Items from an interface collection

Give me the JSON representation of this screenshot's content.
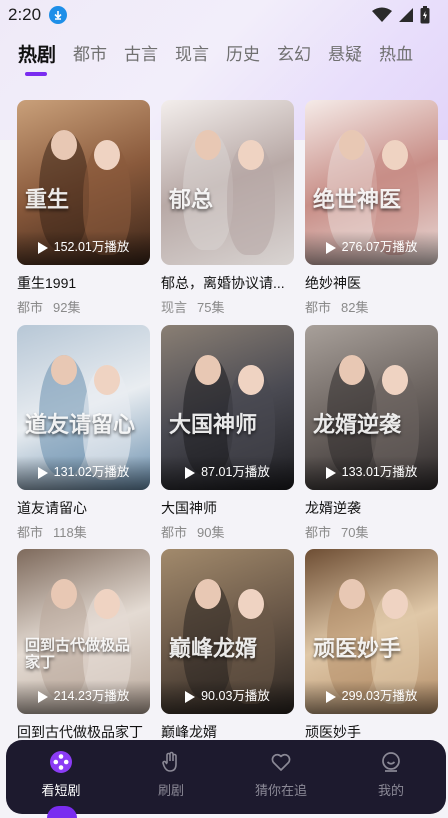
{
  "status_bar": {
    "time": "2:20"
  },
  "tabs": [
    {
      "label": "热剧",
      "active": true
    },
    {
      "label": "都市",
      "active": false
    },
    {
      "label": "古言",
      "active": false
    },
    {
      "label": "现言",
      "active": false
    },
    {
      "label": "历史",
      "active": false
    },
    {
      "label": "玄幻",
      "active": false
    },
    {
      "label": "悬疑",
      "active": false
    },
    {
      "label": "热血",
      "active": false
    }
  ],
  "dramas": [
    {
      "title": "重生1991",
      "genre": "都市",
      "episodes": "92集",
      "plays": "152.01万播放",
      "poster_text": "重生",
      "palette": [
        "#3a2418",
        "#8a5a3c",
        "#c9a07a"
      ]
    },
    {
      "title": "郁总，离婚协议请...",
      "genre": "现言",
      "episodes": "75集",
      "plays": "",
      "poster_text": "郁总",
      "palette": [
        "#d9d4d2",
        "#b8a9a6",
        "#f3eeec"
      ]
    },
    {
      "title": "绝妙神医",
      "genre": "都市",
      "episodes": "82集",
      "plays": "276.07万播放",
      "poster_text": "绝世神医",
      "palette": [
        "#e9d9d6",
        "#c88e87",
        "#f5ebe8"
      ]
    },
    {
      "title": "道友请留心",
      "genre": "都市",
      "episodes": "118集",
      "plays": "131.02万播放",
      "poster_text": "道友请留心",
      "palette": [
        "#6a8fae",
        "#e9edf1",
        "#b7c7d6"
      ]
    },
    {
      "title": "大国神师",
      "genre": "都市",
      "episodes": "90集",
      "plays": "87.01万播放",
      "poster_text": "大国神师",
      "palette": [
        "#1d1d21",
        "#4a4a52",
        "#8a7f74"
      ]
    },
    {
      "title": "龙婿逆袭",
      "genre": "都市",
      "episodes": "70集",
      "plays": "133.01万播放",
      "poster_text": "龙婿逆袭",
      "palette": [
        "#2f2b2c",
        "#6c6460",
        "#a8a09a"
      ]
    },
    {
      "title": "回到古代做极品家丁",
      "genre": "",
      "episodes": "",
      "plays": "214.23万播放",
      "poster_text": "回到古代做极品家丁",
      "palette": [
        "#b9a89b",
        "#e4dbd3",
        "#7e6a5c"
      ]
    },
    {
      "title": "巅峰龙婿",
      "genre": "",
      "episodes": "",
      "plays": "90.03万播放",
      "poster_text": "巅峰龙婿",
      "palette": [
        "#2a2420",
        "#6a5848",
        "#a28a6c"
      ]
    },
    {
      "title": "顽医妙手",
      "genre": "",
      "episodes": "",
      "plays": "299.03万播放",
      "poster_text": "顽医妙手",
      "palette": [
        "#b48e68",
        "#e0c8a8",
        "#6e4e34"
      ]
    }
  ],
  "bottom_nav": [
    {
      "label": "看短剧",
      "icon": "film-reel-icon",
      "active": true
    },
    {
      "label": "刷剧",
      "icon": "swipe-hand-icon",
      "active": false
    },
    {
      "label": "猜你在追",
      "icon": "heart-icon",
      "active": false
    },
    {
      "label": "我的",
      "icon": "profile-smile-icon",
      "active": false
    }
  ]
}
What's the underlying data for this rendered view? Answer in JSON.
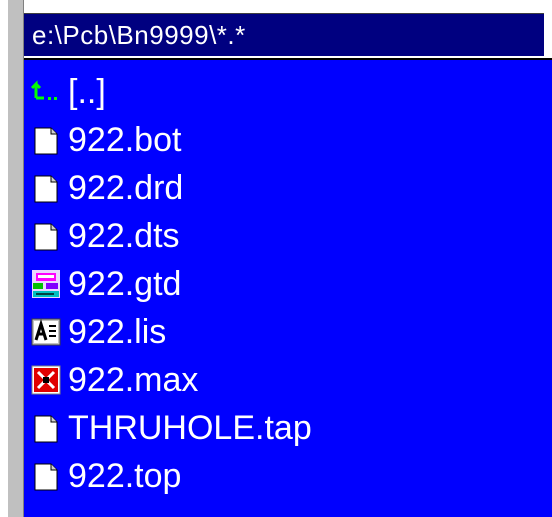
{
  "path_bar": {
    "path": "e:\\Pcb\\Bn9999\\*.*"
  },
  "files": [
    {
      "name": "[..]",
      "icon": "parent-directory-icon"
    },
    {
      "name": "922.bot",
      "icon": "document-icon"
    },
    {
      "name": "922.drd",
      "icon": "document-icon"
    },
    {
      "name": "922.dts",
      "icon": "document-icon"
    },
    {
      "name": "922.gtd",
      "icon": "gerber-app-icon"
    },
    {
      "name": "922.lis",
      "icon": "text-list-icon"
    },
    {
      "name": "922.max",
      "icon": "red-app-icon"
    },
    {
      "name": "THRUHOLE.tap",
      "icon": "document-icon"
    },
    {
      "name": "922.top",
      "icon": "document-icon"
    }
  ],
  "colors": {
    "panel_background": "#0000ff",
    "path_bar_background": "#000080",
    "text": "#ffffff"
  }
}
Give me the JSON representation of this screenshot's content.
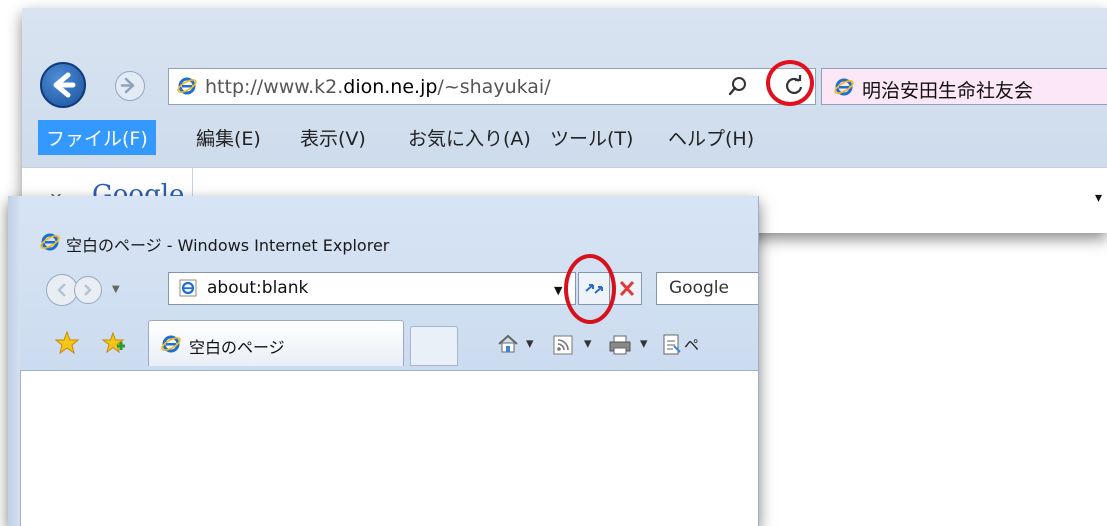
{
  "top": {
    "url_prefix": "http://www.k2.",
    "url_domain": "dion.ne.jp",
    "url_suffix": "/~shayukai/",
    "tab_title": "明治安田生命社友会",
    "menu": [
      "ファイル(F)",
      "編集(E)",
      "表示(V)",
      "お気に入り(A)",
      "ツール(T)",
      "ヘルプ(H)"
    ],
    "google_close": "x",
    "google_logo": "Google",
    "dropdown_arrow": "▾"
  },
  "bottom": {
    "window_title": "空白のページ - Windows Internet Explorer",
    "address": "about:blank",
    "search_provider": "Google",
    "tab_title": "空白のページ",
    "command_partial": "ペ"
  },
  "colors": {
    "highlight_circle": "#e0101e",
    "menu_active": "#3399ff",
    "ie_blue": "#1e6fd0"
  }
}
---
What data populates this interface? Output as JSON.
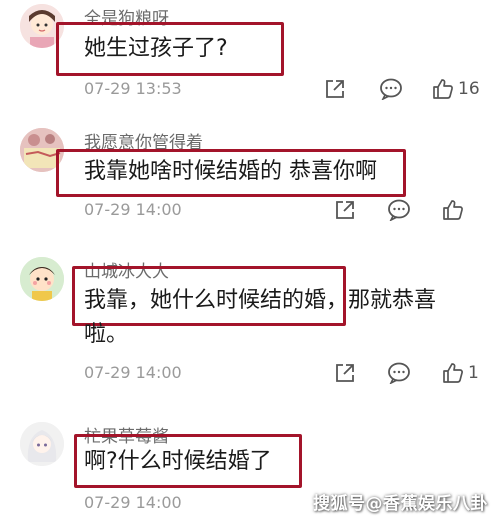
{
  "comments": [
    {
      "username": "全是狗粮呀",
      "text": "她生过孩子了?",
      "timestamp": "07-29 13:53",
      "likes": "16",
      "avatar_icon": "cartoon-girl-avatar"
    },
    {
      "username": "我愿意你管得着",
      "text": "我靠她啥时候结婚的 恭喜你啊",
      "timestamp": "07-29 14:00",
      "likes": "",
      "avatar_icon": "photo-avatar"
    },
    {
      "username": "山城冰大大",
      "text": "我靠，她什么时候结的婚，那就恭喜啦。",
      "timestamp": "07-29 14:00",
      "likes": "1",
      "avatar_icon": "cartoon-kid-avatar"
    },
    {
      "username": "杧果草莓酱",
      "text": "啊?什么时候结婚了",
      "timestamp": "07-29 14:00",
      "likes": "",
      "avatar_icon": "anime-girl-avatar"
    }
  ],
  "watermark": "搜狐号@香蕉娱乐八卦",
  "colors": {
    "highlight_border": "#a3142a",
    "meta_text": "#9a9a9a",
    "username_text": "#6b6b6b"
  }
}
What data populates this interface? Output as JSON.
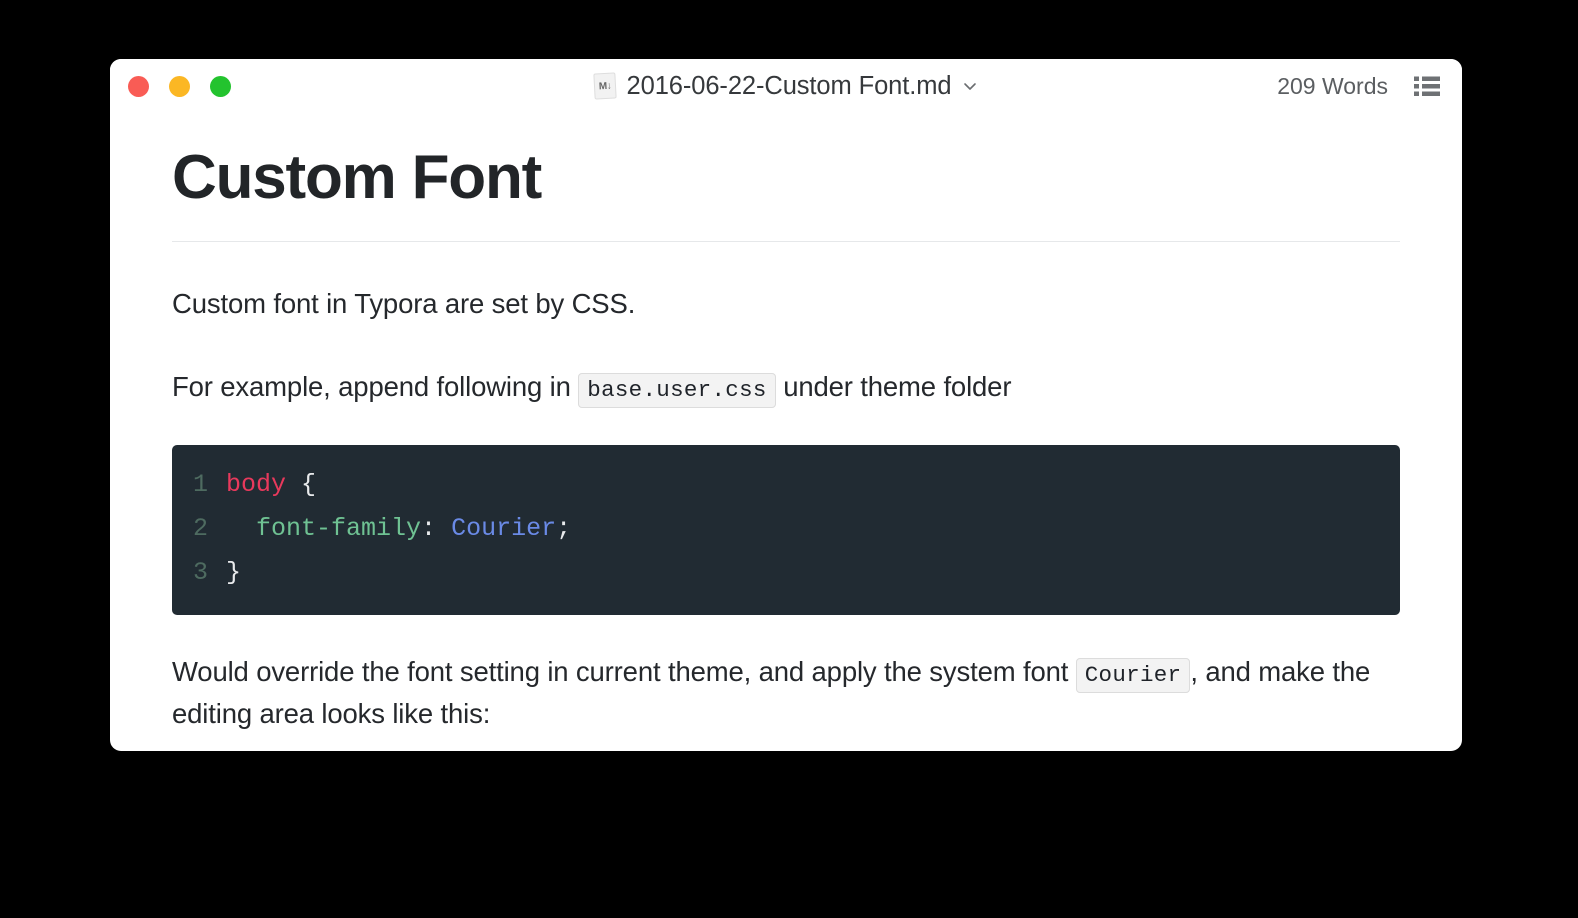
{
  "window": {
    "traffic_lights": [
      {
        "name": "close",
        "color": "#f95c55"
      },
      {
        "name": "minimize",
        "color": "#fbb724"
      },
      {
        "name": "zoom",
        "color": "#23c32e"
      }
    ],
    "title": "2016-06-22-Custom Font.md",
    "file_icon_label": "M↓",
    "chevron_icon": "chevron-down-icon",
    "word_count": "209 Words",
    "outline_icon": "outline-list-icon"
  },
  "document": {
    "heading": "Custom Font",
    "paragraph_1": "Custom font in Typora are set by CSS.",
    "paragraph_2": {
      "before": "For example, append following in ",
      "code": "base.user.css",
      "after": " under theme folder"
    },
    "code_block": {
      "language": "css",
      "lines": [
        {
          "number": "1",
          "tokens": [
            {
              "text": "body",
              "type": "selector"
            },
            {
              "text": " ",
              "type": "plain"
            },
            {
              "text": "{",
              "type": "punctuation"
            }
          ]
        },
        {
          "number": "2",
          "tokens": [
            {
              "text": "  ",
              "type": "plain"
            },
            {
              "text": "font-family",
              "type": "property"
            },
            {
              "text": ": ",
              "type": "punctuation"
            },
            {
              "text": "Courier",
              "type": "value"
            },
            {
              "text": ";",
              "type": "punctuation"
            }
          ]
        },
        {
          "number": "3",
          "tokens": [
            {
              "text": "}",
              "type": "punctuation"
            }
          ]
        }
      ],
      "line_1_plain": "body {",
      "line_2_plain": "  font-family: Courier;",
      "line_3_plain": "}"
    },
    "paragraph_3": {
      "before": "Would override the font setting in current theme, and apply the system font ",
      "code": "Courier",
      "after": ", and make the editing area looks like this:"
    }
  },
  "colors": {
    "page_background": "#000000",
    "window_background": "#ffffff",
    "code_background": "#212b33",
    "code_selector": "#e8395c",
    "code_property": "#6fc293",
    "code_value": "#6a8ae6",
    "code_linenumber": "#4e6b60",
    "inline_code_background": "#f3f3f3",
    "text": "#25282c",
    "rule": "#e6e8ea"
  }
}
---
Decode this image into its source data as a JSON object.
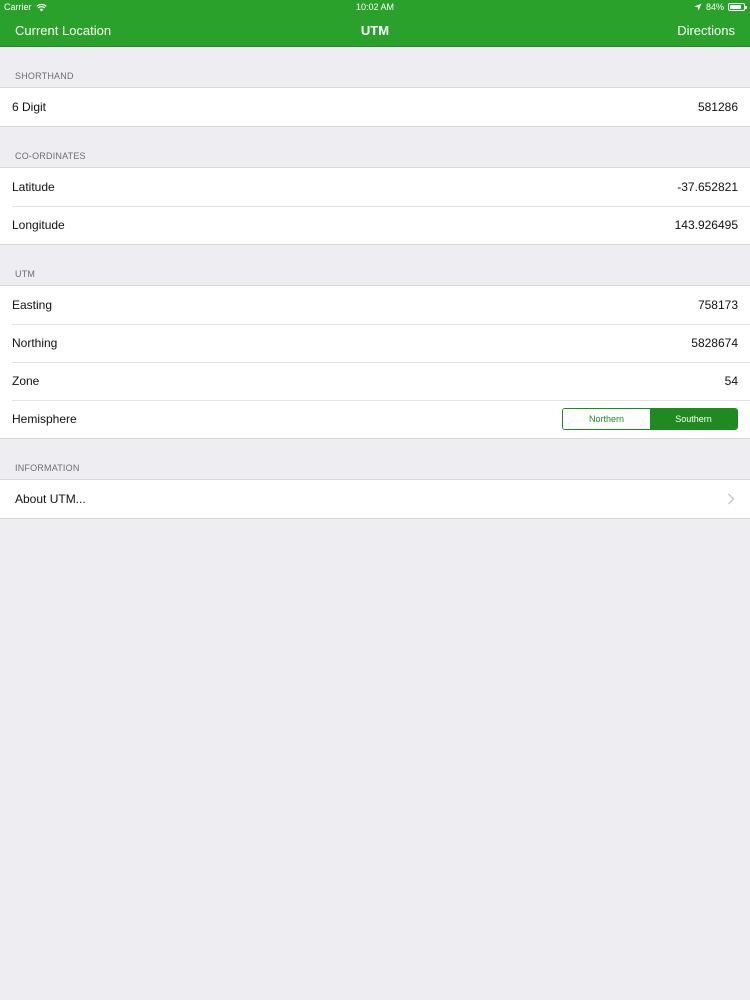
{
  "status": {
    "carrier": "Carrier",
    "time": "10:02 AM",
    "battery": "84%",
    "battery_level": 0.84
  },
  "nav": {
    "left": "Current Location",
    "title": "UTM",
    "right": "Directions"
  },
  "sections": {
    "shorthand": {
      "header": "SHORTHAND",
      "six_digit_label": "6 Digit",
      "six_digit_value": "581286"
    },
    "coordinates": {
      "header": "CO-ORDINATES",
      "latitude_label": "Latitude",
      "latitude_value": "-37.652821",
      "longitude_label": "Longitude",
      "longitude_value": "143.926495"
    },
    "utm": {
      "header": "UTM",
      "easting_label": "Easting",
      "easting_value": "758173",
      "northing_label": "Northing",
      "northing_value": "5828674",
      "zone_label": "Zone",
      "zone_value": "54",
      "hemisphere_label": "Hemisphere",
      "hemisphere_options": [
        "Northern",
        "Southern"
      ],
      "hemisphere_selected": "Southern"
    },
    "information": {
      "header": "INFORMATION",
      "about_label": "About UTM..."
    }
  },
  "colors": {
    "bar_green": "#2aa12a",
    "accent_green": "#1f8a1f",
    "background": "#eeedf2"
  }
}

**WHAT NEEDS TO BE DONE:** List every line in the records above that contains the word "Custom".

**WRITTEN REPLY:**
    "title": "2016-06-22-Custom Font.md",
    "heading": "Custom Font",
    "paragraph_1": "Custom font in Typora are set by CSS.",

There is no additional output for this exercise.